BOISE, Idaho (AP) — When Lt. Gov. Brad Little talks about the future of Idaho, it’s all about giving residents the opportunity and tools to be more innovative through education and a good business climate.
Jim Chmelik is equally passionate about advancing the state, but his path is more focused on Idaho gaining control of federally managed public lands as a way to produce what he predicts will be an economic windfall.
Who will get an opportunity to pursue those goals in the general election will be decided Tuesday in the GOP primary.
The Republican winner will face Democrat Bert Marley and Constitution Party candidate David Hartigan in November.
The lieutenant governor presides over the state Senate and fills in for the governor when he’s out of the state. The job also includes working on economic development and vetting candidates for boards, commissions and councils.
“Most of our successful companies have been homegrown,” said Little, listing Micron Technology, Inc., and J.R. Simplot Company as examples. “I think we should take our cue from that. The small industry entrepreneur that want’s to grow, we want to help them.”
A critical part of that, he said, is producing a workforce capable of competing in a world that increasingly demands skilled workers. And that, he said, requires a good educational system.
“To be really cutting edge, you have to have those good ideas that come out of universities,” said Little, the lieutenant governor since 2009 and before that a state senator.
Chmelik, an Idaho County Commissioner, said the state’s most vexing problems can be solved by taking control of federal lands, an eventuality he believes is just a matter of time. About 63 percent of Idaho is managed by the federal government.
“There’s no option other than getting the land back,” Chmelik said. “I believe we can do that by changing representatives to people who can fight for it.”
Controlling those lands, he said, would mean an opening up of natural resources, eliminating burdensome environmental protections, and reducing regulations that prevent the state from becoming more prosperous.
Gaining control of federal public lands is an idea that’s been around for decades in Idaho but has so far not produced significant results. Chmelik said a continuation of that would be an injustice that’s unacceptable.
“Then we’re just done in this state,” he said. “Then this is ‘something something’ America because it’s not the United States anymore. I’ll move to Texas, I guess, find a state that does have its independence.”
About 2 percent of Texas is managed by the federal government.

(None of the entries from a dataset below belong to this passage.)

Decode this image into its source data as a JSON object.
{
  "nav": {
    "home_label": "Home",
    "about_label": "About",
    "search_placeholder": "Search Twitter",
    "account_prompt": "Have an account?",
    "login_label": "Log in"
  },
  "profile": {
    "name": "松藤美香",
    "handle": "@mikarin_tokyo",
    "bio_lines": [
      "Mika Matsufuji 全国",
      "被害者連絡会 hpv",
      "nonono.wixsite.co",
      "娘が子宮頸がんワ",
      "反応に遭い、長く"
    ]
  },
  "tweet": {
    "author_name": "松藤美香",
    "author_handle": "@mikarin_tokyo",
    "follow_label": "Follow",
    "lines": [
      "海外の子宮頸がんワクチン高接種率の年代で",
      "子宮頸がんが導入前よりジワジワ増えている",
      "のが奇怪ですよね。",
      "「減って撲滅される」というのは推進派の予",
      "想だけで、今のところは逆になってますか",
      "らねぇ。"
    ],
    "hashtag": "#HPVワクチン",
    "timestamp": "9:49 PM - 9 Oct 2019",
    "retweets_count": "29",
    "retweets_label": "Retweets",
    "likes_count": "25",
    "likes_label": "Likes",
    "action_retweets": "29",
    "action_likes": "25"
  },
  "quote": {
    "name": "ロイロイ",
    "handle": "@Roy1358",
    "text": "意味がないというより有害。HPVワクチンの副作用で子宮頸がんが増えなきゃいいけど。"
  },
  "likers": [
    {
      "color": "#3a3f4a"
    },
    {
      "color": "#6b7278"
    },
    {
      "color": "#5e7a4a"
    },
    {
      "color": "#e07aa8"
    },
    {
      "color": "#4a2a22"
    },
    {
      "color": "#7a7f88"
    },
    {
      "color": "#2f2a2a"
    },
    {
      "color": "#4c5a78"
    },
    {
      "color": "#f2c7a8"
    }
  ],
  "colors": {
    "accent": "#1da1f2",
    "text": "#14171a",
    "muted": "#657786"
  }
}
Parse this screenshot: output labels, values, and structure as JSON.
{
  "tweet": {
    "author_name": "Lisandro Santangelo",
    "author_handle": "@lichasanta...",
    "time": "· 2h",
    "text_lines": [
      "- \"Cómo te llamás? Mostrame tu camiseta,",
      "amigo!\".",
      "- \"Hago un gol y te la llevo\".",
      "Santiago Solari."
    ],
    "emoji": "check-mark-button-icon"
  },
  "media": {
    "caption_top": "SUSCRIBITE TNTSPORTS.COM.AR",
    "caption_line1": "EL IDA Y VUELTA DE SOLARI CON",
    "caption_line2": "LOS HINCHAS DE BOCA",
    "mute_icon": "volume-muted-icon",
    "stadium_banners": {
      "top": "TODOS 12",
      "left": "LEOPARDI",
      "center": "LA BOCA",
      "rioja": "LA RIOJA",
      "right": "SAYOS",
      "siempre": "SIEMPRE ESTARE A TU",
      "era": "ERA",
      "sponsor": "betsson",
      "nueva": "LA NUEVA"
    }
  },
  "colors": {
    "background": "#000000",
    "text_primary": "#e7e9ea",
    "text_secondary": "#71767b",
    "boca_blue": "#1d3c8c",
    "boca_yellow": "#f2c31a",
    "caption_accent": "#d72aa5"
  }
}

Gaining control of federal lands is a top priority of Tea Party candidates in the Idaho GOP primary, which is closed to non-Republicans this year. So Little approaches the topic carefully, noting he understands Chmelik’s position.
“Jim’s issue is getting total control of federal lands, and I’d like to see that,” he said. “I’ve been working on this issue all my adult life. I just know how slow it is working with the federal government. But I don’t think we should forego the smaller solutions when we’re looking for the big prize.”
Some of those smaller solutions include such things, he said, as modernizing schools, creating dual credit systems so young adults have more skills coming out of high school, and making education possibilities specific to companies that want to create products in Idaho.
The state is at a disadvantage in competing with nearby states that have more energy resources, he said.
Besides gaining control of federal land, Little said Idaho could improve on many fronts by becoming more autonomous. Along those lines, he said he would work as lieutenant governor to eliminate the Affordable Care Act in Idaho.
After the U.S. Supreme Court upheld President Barack Obama’s signature health care law, Idaho lawmakers chose to create an Idaho insurance exchange rather than use one controlled by federal workers.
Chmelik said he would work to eliminate both exchanges in the state.
“I’m in favor or ripping the Affordable Care Act out by the roots,” he said.
Little has worked often with Gov. C.L. “Butch” Otter, mainly on economic tasks. But he’s also filled in for official appearances.
Chmelik said he would have no problem working with others as lieutenant governor.
“I can work with anybody,” he said. “That doesn’t always mean I’m going to agree with them.”